# What is needed:
Show every line of the data that includes the word "label".

[Start of section]

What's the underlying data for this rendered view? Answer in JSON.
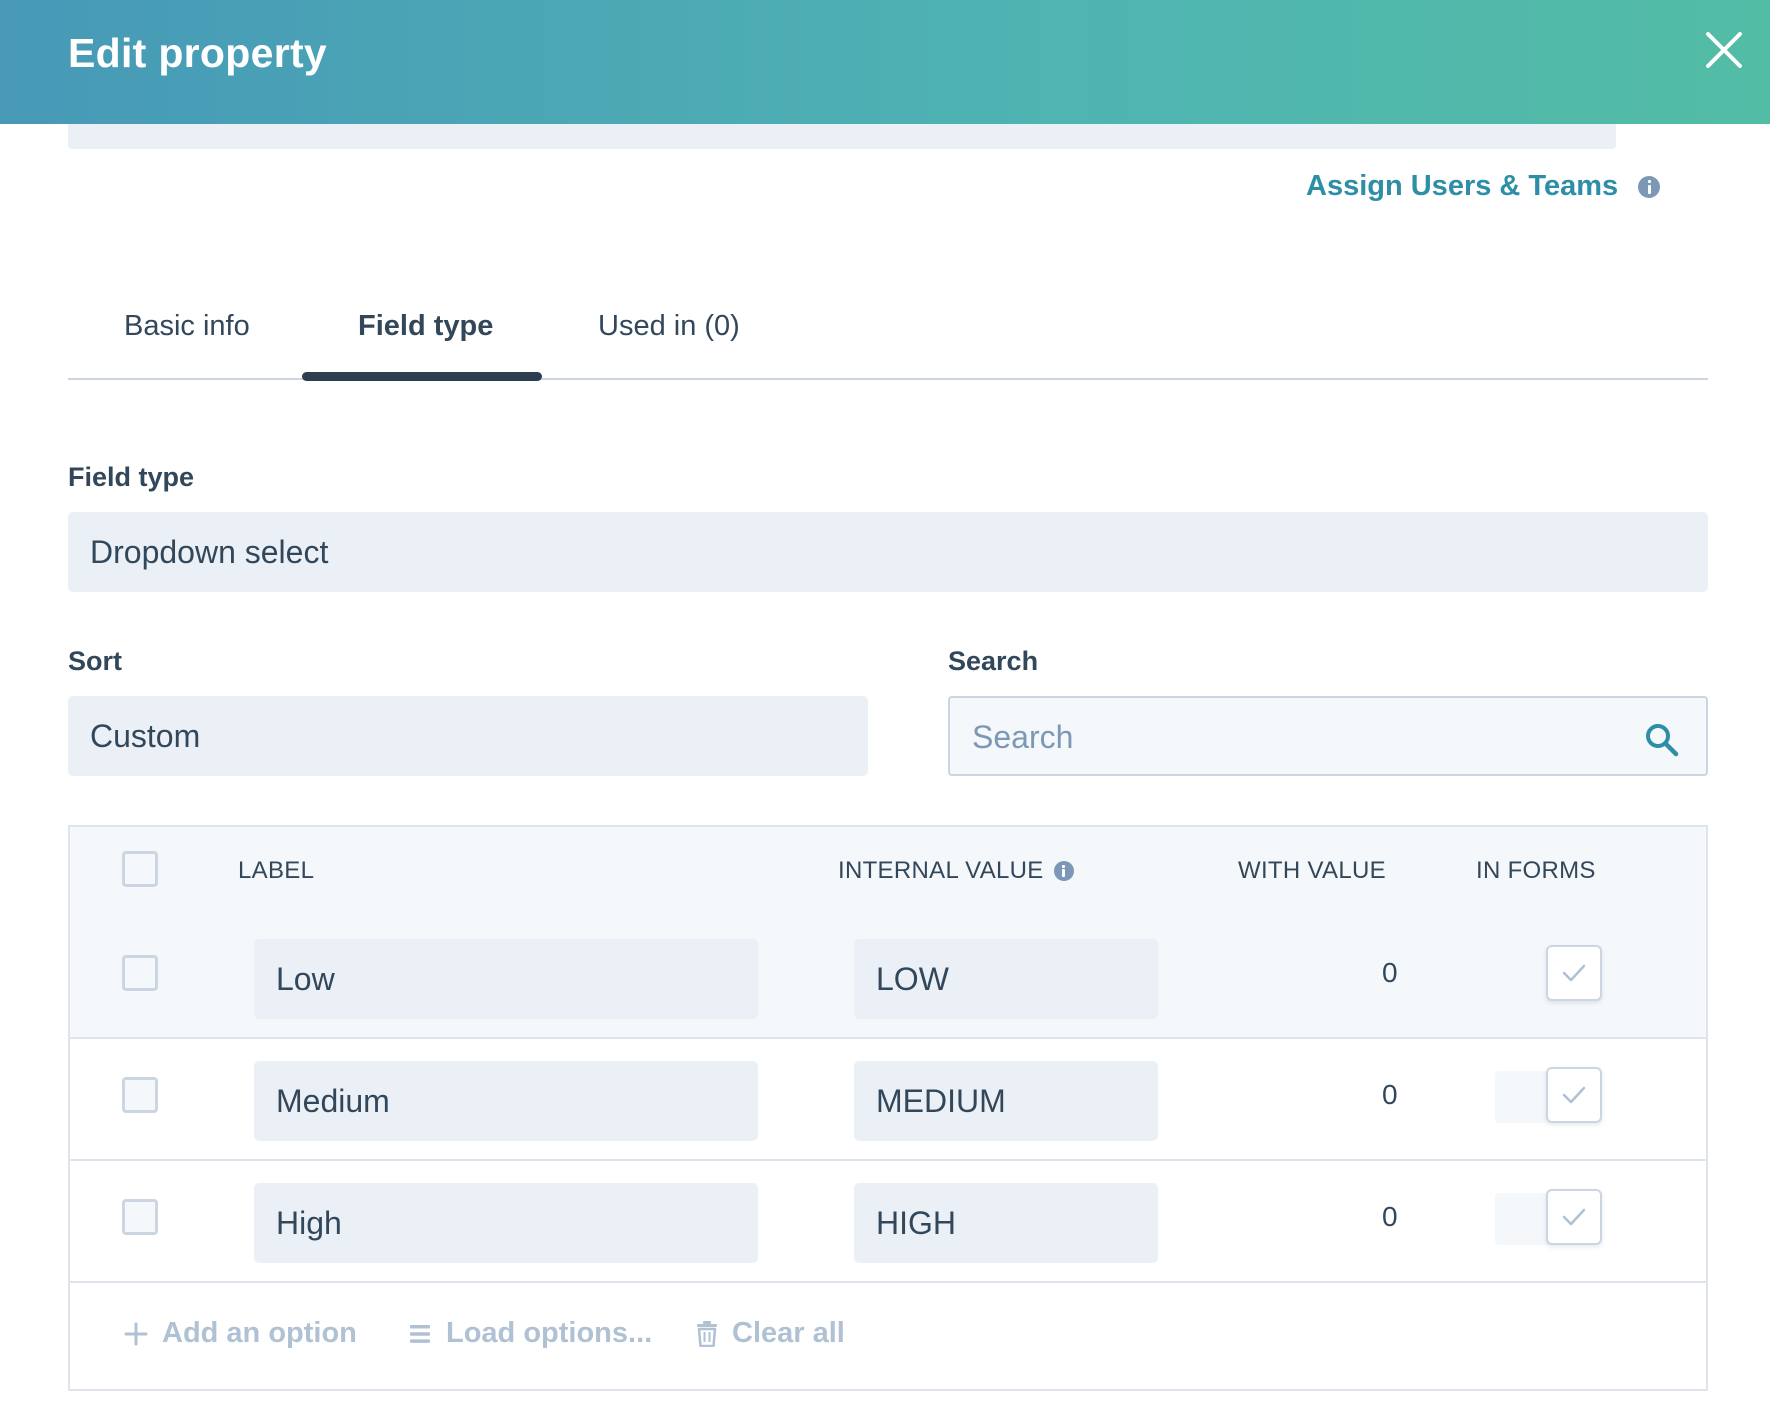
{
  "header": {
    "title": "Edit property"
  },
  "access": {
    "assign_link": "Assign Users & Teams"
  },
  "tabs": [
    {
      "label": "Basic info",
      "active": false
    },
    {
      "label": "Field type",
      "active": true
    },
    {
      "label": "Used in (0)",
      "active": false
    }
  ],
  "field_type": {
    "label": "Field type",
    "value": "Dropdown select"
  },
  "sort": {
    "label": "Sort",
    "value": "Custom"
  },
  "search": {
    "label": "Search",
    "placeholder": "Search"
  },
  "table": {
    "columns": {
      "label": "LABEL",
      "internal_value": "INTERNAL VALUE",
      "with_value": "WITH VALUE",
      "in_forms": "IN FORMS"
    },
    "rows": [
      {
        "label": "Low",
        "internal_value": "LOW",
        "with_value": "0",
        "in_forms": true
      },
      {
        "label": "Medium",
        "internal_value": "MEDIUM",
        "with_value": "0",
        "in_forms": true
      },
      {
        "label": "High",
        "internal_value": "HIGH",
        "with_value": "0",
        "in_forms": true
      }
    ],
    "actions": {
      "add": "Add an option",
      "load": "Load options...",
      "clear": "Clear all"
    }
  },
  "colors": {
    "header_start": "#4799b7",
    "header_end": "#53bca5",
    "link": "#2d8ea5",
    "text": "#33475b",
    "muted": "#b0c1d4"
  }
}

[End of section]

# Reply:
      "label": "Basic info",
      "label": "Field type",
      "label": "Used in (0)",
    "label": "Field type",
    "label": "Sort",
    "label": "Search",
      "label": "LABEL",
        "label": "Low",
        "label": "Medium",
        "label": "High",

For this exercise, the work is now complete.